Creating a wildflower meadow is a journey back to nature, a process that rekindles the wild, untamed spirit of the earth right in your backyard. Unlike traditional gardens, a wildflower meadow thrives on the principles of natural growth and diversity, offering a dynamic tapestry of colors, textures, and wildlife. This article aims to guide you through the detailed steps of cultivating your own wildflower meadow, a task that is as rewarding as it is environmentally beneficial.
The first step in this journey is selecting the right location. Wildflower meadows perform best in open, sunny areas. While they can tolerate partial shade, the variety and abundance of flowers are significantly enhanced under full sun. The size of the area is flexible; a wildflower meadow can be as small as a garden patch or as large as an entire field. The key is to ensure the area is well-draining and accessible for maintenance.
Once you have chosen your site, the next crucial step is preparing the ground. This involves removing existing vegetation to minimize competition for resources. For smaller areas, this can be achieved by hand or with a sod cutter. For larger meadows, you might need to use more robust methods such as solarization or herbicides, though these should be used judiciously to minimize environmental impact. After clearing the area, loosen the top few inches of soil to create a welcoming bed for your wildflower seeds.
Choosing the right seed mix is pivotal. It’s important to select a mix that suits your local climate and soil conditions. Native wildflowers are always a good choice as they are adapted to local conditions and support native wildlife. Diverse mixes that bloom at different times of the year ensure a prolonged display of beauty and a continuous habitat for pollinators. When purchasing seeds, it’s advisable to opt for a mix that contains both annuals and perennials for a balance of long-lasting and varied blooms.
Sowing the seeds is a process that demands both care and spontaneity. The best time to sow is generally in the fall or early spring, depending on your climate. The seeds should be scattered evenly over the prepared soil. Mixing them with sand can help achieve a more even distribution. After sowing, lightly rake the area to ensure the seeds make good contact with the soil but are not buried too deep. Water the area gently to moisten the soil, being careful not to wash the seeds away.
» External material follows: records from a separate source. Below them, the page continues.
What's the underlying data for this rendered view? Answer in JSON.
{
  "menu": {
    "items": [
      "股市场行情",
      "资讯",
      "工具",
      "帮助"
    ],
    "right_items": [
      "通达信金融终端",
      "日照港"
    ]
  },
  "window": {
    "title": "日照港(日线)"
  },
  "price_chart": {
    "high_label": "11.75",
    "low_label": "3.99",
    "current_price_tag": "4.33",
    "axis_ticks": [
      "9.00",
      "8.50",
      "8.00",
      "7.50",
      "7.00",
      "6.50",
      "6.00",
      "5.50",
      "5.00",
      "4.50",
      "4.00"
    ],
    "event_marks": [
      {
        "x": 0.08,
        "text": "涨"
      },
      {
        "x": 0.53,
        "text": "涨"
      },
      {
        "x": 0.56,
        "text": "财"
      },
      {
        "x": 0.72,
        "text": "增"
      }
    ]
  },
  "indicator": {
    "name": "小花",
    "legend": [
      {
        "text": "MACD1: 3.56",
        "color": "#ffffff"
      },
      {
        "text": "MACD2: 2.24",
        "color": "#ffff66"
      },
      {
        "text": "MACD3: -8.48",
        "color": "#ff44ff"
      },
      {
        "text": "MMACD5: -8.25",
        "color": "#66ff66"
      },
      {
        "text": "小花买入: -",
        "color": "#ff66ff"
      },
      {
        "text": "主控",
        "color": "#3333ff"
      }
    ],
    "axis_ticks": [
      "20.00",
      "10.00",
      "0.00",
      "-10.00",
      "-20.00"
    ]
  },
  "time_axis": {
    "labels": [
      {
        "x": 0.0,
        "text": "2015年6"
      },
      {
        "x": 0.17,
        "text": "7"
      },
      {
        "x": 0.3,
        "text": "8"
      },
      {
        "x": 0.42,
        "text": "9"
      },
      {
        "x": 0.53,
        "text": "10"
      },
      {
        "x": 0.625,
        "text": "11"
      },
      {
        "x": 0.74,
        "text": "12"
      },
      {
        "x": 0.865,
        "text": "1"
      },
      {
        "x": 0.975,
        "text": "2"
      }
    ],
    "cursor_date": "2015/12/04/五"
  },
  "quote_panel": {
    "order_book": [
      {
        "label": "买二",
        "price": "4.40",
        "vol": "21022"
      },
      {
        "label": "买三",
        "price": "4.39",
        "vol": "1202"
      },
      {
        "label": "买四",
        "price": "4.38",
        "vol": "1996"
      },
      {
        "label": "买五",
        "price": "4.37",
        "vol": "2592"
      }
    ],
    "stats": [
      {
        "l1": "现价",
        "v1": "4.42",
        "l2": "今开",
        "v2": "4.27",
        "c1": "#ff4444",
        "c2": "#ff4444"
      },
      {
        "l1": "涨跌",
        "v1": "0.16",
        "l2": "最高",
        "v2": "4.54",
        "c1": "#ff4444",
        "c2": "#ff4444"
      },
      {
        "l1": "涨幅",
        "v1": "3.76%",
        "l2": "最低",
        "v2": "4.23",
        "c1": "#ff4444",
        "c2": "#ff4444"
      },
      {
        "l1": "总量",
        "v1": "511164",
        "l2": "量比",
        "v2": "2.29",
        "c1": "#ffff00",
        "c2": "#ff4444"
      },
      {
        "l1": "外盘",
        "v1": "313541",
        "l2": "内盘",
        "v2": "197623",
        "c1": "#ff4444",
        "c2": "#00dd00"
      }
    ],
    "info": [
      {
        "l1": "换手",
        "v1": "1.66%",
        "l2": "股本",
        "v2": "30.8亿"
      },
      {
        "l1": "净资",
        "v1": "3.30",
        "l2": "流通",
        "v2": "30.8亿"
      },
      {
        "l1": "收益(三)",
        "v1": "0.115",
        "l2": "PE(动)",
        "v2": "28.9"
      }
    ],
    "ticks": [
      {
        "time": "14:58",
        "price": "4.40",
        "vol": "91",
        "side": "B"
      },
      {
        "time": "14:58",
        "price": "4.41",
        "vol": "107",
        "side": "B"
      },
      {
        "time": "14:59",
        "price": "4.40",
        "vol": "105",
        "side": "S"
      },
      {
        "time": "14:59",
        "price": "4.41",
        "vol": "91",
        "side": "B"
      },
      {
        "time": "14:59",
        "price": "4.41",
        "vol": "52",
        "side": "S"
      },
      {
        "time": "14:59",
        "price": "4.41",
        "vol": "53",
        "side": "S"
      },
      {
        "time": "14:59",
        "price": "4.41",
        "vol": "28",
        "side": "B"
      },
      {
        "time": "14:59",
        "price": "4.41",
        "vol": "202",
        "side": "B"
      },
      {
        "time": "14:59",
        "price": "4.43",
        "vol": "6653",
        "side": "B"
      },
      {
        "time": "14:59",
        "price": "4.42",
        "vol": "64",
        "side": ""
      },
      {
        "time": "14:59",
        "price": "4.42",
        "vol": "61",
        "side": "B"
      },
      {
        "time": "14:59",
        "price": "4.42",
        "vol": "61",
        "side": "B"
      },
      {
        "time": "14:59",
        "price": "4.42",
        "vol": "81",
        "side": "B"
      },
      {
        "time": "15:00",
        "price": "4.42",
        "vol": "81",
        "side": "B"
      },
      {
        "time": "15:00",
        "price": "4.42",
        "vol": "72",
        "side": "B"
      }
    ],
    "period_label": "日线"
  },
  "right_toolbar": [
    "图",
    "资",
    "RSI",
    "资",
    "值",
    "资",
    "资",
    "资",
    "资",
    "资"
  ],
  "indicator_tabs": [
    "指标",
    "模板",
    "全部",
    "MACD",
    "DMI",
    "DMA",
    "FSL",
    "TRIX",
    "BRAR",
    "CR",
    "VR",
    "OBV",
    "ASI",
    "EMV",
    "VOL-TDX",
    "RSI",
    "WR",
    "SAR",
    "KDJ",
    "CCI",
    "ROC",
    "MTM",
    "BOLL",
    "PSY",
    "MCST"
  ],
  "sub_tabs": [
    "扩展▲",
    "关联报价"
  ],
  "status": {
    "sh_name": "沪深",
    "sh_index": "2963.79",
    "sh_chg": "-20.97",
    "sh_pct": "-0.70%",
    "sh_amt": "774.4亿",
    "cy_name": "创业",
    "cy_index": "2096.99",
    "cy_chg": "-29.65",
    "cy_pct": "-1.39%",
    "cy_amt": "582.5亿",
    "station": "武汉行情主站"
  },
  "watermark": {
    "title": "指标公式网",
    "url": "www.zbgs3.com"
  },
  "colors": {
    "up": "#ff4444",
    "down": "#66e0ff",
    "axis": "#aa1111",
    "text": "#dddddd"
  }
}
After planting, patience is key. Wildflower meadows take time to establish. In the first year, you might see more weeds than wildflowers, which is a natural part of the meadow’s evolution. Regular weeding and mowing to about six inches high after the first flush of growth can help control unwanted plants and give your wildflowers the best chance to thrive.
As the seasons change, so will your meadow. In the second and subsequent years, you’ll start to see a more established pattern of growth. Perennials will start to take dominance, providing a stable structure, while annuals will continue to pop up, adding bursts of color. The meadow will require less maintenance over time, but occasional weeding and mowing once a year in late autumn or early winter will keep it healthy and prevent it from reverting to a grassy field.
In conclusion, cultivating a wildflower meadow is an exercise in patience and respect for nature’s rhythms. It’s about creating a habitat that supports biodiversity, attracts wildlife, and brings the beauty of the natural world closer to home. With the right preparation, seed selection, and care, your wildflower meadow will flourish, providing a unique and ever-changing landscape that resonates with the wild, natural beauty of our planet.